Situated much further out from the city that the other Gaudí sites that I’ve written about, Parc Güell seemed no less popular, based on my inability to get a shot of the famous mosaic salamander without someone draping themselves over it for their holiday album.
To be fair, I like to try to find a different way of shooting iconic locations so I didn’t lose too much sleep over it but perhaps the vandals who damaged it with an iron bar in 2007 didn’t feel the same.

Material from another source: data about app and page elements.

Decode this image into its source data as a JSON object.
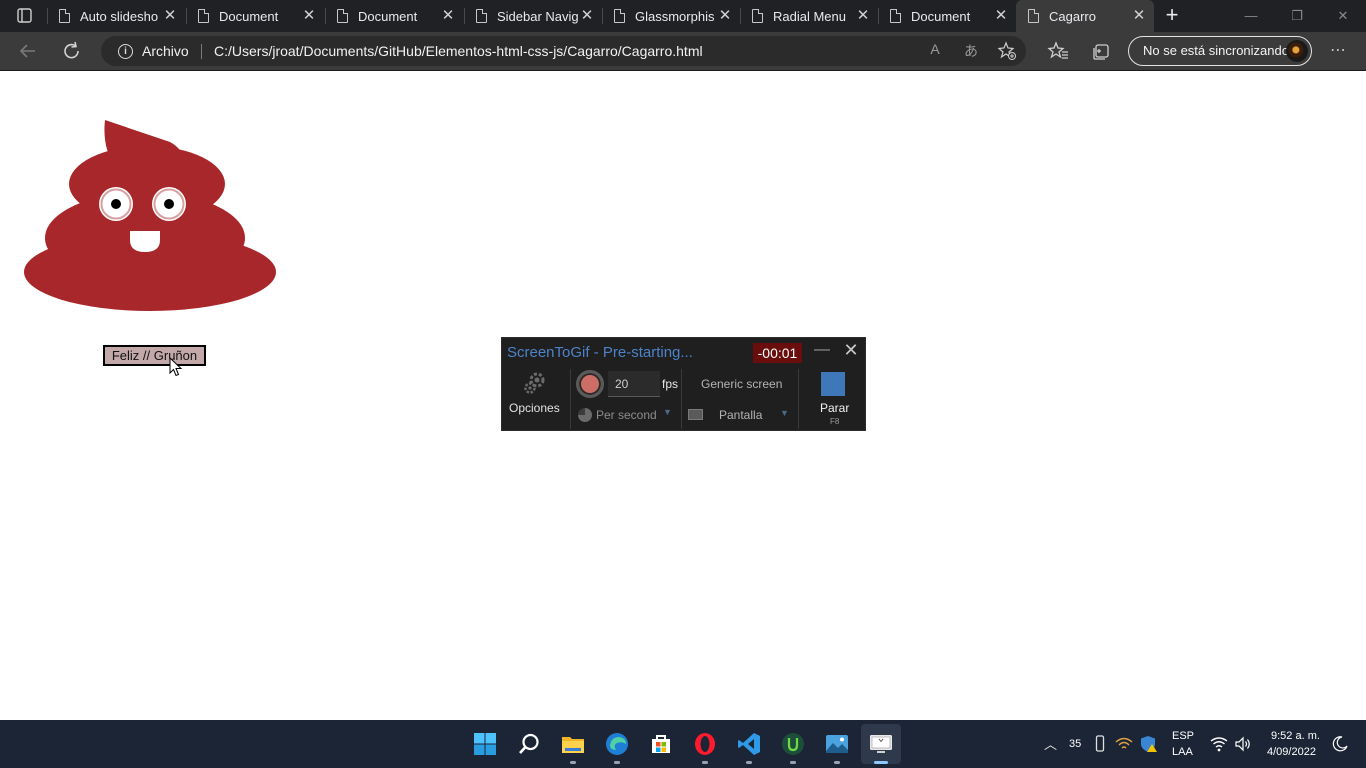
{
  "browser": {
    "tabs": [
      {
        "title": "Auto slidesho",
        "active": false
      },
      {
        "title": "Document",
        "active": false
      },
      {
        "title": "Document",
        "active": false
      },
      {
        "title": "Sidebar Navig",
        "active": false
      },
      {
        "title": "Glassmorphis",
        "active": false
      },
      {
        "title": "Radial Menu",
        "active": false
      },
      {
        "title": "Document",
        "active": false
      },
      {
        "title": "Cagarro",
        "active": true
      }
    ],
    "site_label": "Archivo",
    "url": "C:/Users/jroat/Documents/GitHub/Elementos-html-css-js/Cagarro/Cagarro.html",
    "sync_label": "No se está sincronizando"
  },
  "page": {
    "toggle_button_label": "Feliz // Gruñon",
    "poop_color": "#a8272a"
  },
  "screentogif": {
    "title": "ScreenToGif - Pre-starting...",
    "countdown": "-00:01",
    "options_label": "Opciones",
    "fps_value": "20",
    "fps_label": "fps",
    "frequency_label": "Per second",
    "mode_label": "Generic screen",
    "screen_label": "Pantalla",
    "stop_label": "Parar",
    "stop_shortcut": "F8"
  },
  "taskbar": {
    "apps": [
      "start-icon",
      "search-icon",
      "file-explorer-icon",
      "edge-icon",
      "store-icon",
      "opera-icon",
      "vscode-icon",
      "upwork-icon",
      "photos-icon",
      "screentogif-icon"
    ],
    "temperature": "35",
    "language": "ESP",
    "keyboard_layout": "LAA",
    "time": "9:52 a. m.",
    "date": "4/09/2022"
  }
}
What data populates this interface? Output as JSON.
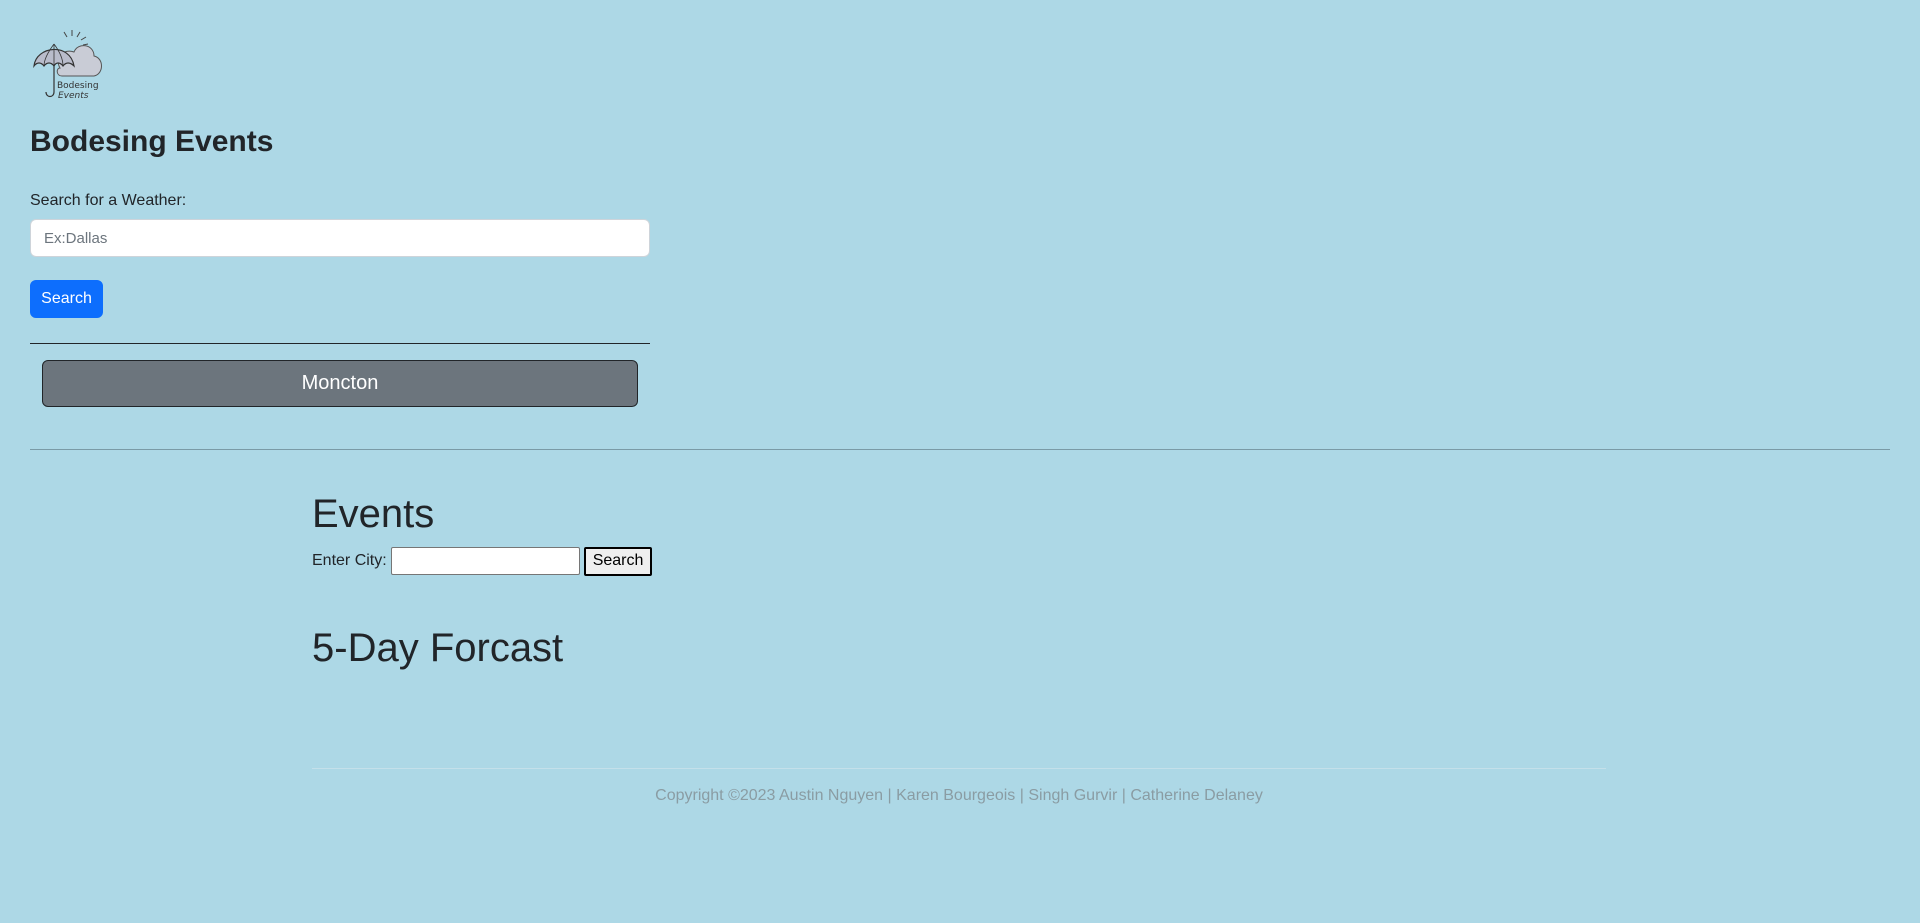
{
  "header": {
    "logo_text": "Bodesing Events",
    "title": "Bodesing Events"
  },
  "weather_search": {
    "label": "Search for a Weather:",
    "placeholder": "Ex:Dallas",
    "button_label": "Search"
  },
  "history": {
    "items": [
      "Moncton"
    ]
  },
  "events": {
    "heading": "Events",
    "city_label": "Enter City:",
    "button_label": "Search"
  },
  "forecast": {
    "heading": "5-Day Forcast"
  },
  "footer": {
    "copyright": "Copyright ©2023 Austin Nguyen | Karen Bourgeois | Singh Gurvir | Catherine Delaney"
  },
  "colors": {
    "background": "#add8e6",
    "primary_button": "#0d6efd",
    "history_button": "#6c757d"
  }
}
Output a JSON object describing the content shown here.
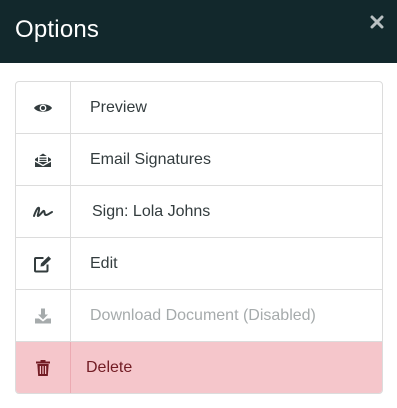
{
  "modal": {
    "title": "Options",
    "close_icon": "close-icon"
  },
  "options": [
    {
      "label": "Preview",
      "icon": "eye-icon",
      "state": "enabled"
    },
    {
      "label": "Email Signatures",
      "icon": "envelope-open-icon",
      "state": "enabled"
    },
    {
      "label": "Sign: Lola Johns",
      "icon": "signature-icon",
      "state": "enabled"
    },
    {
      "label": "Edit",
      "icon": "edit-icon",
      "state": "enabled"
    },
    {
      "label": "Download Document (Disabled)",
      "icon": "download-icon",
      "state": "disabled"
    },
    {
      "label": "Delete",
      "icon": "trash-icon",
      "state": "danger"
    }
  ],
  "colors": {
    "header_bg": "#12282c",
    "icon": "#333c3e",
    "disabled": "#a6abac",
    "danger_bg": "#f5c6cb",
    "danger_text": "#721c24",
    "border": "#dcdcdc"
  }
}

The park was originally intended as a housing development mooted by the entrepreneur Count Eusebio Güell and inspired by the English Garden City Movement. Perhaps he should have waited to see how the English took to the concept; only two such cities were built (Letchworth & Welwyn). At Parc Güell only two houses were built, in addition to the existing country house home of the Count, and neither was designed by Gaudí. He did move into one of them and that has now become a museum populated with his works and those of his collaborators. (Entry is not included with the park ticket unfortunately)
Still there is much in the park to enjoy, on a larger scale than the details he has crafted elsewhere, and additionally the garden setting permits the comparison between his work and the natural features that he sought to incorporate.
The main terrace, called The Greek Theatre by some and The Nature Square by others, was intended for public performances and is surrounded by a serpentine bench that provides plenty of seating and yet a modicum of privacy at the same time by creating small booth-like recesses. Naturally this evolved into a public park when the project failed, though in doing so it became difficult to control the numbers onsite and thereby ensure the protection of the structures. It was the intervention of the authorities to make the park open only to those willing to pay for entry that led to the act of vandalism. Whilst the frustration is understandable, this is a UNESCO World Heritage Site and charging the many international visitors for the privilege is a logical way to fund its preservation.
Many of those features have been photographed from every angle, so the challenge of finding something new is considerable. Visiting early allowed me some different lighting options, but even so the features are immediately recognisable.
So where to find something photogenic but with a hint of originality? In the place that most of the tourists overlook. The two lodges that stand on either side of the main entrance function as gift shop and a venue to display photographs and information on the history of the park. In each case most people are distracted by the contents, or the opportunity to lean out of windows and be photographed by friends or family. They miss the curving lines of plasterwork and window frame in their rush to see the park, and thus presented me with my opportunity…